The Massillon man accused of attempted murder in the fatal shooting of his wife last weekend at Akron General Medical Center appeared confused by the preliminary charge, asking a judge during a brief court hearing: “Is she not dead?”
John E. Wise, 66, appeared in Akron Municipal Court on Tuesday morning by video from the county jail and questioned the judge about the charge as the hearing was about to conclude.
“I have one question, your honor,” Wise said, breathing deeply. “You said I was charged with attempted murder? Is she not dead?”
Judge Marvin Shapiro, who was sitting in for the assigned municipal arraignment judge, did not answer directly. He told Wise the court would ensure he has an attorney to answer all of his questions.
With that, the hearing ended.
Moments earlier, Wise told the judge his son was meeting with an attorney to represent him in the case.
Wise, who was in police custody for much of the previous day before being booked into the Summit County Jail, was dressed in red-striped jail clothes for Tuesday’s appearance. He wore glasses and had a full white beard and thinning white hair.
As he took his seat in the jail arraignment room — he had difficulty sitting down with his wrists and legs shackled — Wise looked confused from the start.
Shapiro set his bond at 10 percent of $1 million cash and scheduled his next municipal court appearance for 8:30 a.m. today.
He assured Wise that if he did not have an attorney by this morning, the court would appoint one for him.
Akron police Capt. Dan Zampelli said the department’s investigators suspect Wise shot his 65-year-old wife, Barbara, to end her suffering from a recent illness.
Barbara Wise was in her room on the third floor of Akron General’s intensive care unit Saturday night when the shooting occurred, Zampelli said.
The initial attempted murder charge was filed simply because Wise’s wife was still alive when he was arrested at the hospital, Zampelli said.
She was pronounced dead Sunday at 10:20 a.m.
Wise probably will face more serious charges after police investigators discuss the case with city and county prosecutors, Zampelli said.
Later Tuesday, the Summit County Medical Examiner’s Office ruled the death a homicide, saying Barbara Wise had died from a gunshot wound to the head.
Jim Gosky, the hospital’s spokesman, said no one else was injured or in danger in the immediate aftermath.
Wise initially was taken into custody by hospital security personnel, who then turned him over to Akron police when responding officers arrived.
‘Extremely devoted’ to wife
Terry Henderson, 58, of Massillon, who said he worked with Wise for 30 years at a local steel manufacturing plant, confirmed the initial police account that the root cause of the shooting was his devotion to his wife and her wishes if she ever became seriously ill.

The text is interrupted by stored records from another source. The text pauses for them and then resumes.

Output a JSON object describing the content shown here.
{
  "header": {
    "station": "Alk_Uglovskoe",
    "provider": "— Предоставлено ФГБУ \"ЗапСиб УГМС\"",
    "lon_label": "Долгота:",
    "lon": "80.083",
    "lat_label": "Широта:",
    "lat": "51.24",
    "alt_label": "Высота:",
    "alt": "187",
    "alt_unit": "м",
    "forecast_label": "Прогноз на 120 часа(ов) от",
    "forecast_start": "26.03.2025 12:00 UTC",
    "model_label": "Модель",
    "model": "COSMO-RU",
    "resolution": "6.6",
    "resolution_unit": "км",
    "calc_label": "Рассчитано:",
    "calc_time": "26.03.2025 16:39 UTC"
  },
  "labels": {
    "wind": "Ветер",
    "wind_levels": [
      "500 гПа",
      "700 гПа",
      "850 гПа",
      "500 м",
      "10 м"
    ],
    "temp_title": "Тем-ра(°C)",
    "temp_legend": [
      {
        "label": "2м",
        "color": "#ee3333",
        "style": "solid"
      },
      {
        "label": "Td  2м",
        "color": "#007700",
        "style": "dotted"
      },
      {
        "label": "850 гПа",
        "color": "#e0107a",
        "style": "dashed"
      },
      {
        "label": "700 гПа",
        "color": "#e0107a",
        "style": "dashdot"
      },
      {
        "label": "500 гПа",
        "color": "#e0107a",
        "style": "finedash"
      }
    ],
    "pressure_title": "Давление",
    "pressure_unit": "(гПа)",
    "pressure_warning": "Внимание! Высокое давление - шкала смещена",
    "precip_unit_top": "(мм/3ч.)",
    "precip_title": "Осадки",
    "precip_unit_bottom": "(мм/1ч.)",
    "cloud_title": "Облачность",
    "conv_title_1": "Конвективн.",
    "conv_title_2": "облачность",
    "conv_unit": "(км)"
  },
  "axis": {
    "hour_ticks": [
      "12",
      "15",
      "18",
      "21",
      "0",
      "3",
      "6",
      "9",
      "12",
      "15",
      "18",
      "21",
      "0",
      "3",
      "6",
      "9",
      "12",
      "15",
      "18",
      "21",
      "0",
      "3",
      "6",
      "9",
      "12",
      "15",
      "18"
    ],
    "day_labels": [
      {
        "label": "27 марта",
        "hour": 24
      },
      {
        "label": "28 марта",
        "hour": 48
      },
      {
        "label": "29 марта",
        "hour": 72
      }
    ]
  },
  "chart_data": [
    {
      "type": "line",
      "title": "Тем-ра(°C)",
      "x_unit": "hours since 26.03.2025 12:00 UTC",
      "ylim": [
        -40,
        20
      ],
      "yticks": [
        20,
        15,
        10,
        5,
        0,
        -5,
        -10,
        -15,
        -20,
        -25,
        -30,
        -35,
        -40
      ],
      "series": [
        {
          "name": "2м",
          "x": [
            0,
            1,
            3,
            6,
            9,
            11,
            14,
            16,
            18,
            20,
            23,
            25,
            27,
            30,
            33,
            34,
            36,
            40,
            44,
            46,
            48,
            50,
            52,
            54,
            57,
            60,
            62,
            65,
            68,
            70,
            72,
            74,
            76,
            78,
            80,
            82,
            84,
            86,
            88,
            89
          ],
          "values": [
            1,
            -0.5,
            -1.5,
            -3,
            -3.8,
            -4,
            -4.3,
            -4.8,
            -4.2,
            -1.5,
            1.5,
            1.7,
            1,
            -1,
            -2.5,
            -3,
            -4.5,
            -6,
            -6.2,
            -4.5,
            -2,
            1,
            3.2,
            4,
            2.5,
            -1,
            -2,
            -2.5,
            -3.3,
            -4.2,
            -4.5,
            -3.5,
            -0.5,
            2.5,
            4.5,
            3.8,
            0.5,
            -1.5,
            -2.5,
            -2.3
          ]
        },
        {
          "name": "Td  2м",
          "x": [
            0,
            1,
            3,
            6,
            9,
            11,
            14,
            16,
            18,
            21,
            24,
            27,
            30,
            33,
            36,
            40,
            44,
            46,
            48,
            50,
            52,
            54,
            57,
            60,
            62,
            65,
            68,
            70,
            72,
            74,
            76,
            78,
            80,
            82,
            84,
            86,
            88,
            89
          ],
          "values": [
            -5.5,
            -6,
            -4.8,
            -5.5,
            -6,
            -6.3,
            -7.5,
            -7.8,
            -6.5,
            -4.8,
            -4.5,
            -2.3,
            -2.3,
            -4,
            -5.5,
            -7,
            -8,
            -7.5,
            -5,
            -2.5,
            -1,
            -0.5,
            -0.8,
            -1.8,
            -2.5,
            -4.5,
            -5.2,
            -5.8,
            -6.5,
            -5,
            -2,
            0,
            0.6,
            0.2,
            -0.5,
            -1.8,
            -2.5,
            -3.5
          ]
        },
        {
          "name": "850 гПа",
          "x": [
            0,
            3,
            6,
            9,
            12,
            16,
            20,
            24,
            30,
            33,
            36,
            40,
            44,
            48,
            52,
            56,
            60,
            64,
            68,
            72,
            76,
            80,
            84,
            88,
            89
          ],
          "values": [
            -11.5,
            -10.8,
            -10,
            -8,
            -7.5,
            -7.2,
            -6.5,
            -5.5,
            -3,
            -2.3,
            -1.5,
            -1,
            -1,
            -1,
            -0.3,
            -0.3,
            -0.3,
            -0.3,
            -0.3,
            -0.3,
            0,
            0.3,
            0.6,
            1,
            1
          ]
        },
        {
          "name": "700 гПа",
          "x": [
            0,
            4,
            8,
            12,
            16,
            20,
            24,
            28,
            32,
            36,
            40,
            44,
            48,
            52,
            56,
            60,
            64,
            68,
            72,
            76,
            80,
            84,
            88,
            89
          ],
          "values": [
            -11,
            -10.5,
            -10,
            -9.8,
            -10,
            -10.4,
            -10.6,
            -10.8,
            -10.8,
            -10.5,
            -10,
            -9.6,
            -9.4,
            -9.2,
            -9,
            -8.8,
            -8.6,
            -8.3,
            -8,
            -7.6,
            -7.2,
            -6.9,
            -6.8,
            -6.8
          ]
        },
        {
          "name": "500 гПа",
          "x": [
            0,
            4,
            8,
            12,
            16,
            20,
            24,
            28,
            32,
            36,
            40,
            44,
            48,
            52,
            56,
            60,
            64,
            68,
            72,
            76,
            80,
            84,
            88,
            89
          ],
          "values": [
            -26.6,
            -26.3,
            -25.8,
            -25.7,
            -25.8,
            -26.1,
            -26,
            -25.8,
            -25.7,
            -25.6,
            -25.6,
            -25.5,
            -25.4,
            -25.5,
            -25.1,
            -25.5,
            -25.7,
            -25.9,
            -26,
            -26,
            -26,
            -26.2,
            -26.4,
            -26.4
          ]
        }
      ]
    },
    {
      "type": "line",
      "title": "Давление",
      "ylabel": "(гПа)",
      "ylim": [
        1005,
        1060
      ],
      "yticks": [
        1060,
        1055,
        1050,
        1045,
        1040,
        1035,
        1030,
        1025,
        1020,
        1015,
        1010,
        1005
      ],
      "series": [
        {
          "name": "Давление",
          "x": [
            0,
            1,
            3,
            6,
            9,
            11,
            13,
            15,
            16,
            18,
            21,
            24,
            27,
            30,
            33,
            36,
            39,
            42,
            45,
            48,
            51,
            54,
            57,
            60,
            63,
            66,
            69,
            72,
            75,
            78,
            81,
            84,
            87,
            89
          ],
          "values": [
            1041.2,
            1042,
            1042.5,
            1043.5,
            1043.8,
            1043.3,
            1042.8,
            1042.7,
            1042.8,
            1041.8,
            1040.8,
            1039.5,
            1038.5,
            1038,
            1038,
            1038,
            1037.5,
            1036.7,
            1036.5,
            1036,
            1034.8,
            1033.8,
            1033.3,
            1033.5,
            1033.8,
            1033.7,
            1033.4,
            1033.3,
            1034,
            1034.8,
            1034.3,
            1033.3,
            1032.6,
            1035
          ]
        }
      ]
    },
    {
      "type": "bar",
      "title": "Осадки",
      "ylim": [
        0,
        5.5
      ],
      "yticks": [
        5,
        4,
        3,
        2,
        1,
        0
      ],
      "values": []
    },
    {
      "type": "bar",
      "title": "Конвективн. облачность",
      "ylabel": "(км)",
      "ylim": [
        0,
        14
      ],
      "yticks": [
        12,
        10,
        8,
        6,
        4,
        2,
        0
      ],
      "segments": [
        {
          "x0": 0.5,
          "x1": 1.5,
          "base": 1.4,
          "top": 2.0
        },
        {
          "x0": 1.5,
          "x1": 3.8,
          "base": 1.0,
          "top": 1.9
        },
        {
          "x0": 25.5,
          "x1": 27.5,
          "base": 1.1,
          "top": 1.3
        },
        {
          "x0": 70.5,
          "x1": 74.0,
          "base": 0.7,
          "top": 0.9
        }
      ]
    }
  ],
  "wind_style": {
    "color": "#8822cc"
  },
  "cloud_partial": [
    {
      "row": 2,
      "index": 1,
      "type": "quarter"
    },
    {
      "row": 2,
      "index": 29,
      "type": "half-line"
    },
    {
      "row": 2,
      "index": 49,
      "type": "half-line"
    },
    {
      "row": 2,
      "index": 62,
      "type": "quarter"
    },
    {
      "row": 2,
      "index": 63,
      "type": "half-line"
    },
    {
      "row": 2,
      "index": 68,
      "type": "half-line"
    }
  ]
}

“He was extremely devoted to his wife,” Henderson said in a Beacon Journal telephone interview Tuesday afternoon.
They were sweethearts since their teens, married for 45 years, he said.
On the Saturday before the shooting, Henderson said Barbara Wise suffered a triple cerebral aneurism at home, was taken to Akron General by helicopter and went directly into surgery.
She was in generally good health before being stricken, he said.
Henderson, who described himself as a close friend of Wise, retiring alongside him in December 2002, said he felt the couple had a pact to never allow each other to suffer.
“Once he thought she wasn’t coming back, and his health wasn’t good either,” Henderson said, “I think he was willing to sacrifice his own life [to end her suffering].”
Henderson said Wise took a taxi cab from Massillon to the hospital Saturday night.
“Now why do you think he did that? He didn’t want to implicate anybody. I don’t think John ever intended to leave that hospital. He intended to shoot his wife, I believe, and shoot himself, but the gun jammed and because of his medical condition he couldn’t get the gun unjammed,” Henderson said.
Wise suffered from neuropathy, a condition in which nerve damage causes numbness in the hands and feet, Henderson said.
He called his friend a “stoic individual,” a good man, a family man who often did charitable things for less fortunate people and animals.
“John was a family man. John was a man who was where he should be every day — at home with his wife,” Henderson said.
He said Wise often would go to the local McDonald’s to buy gift certificates in case he encountered anybody who was hungry or needed something to eat.
“That’s the kind of man John Wise was,” Henderson said.
Ed Meyer can be reached at 330-996-3784 or firstname.lastname@example.org.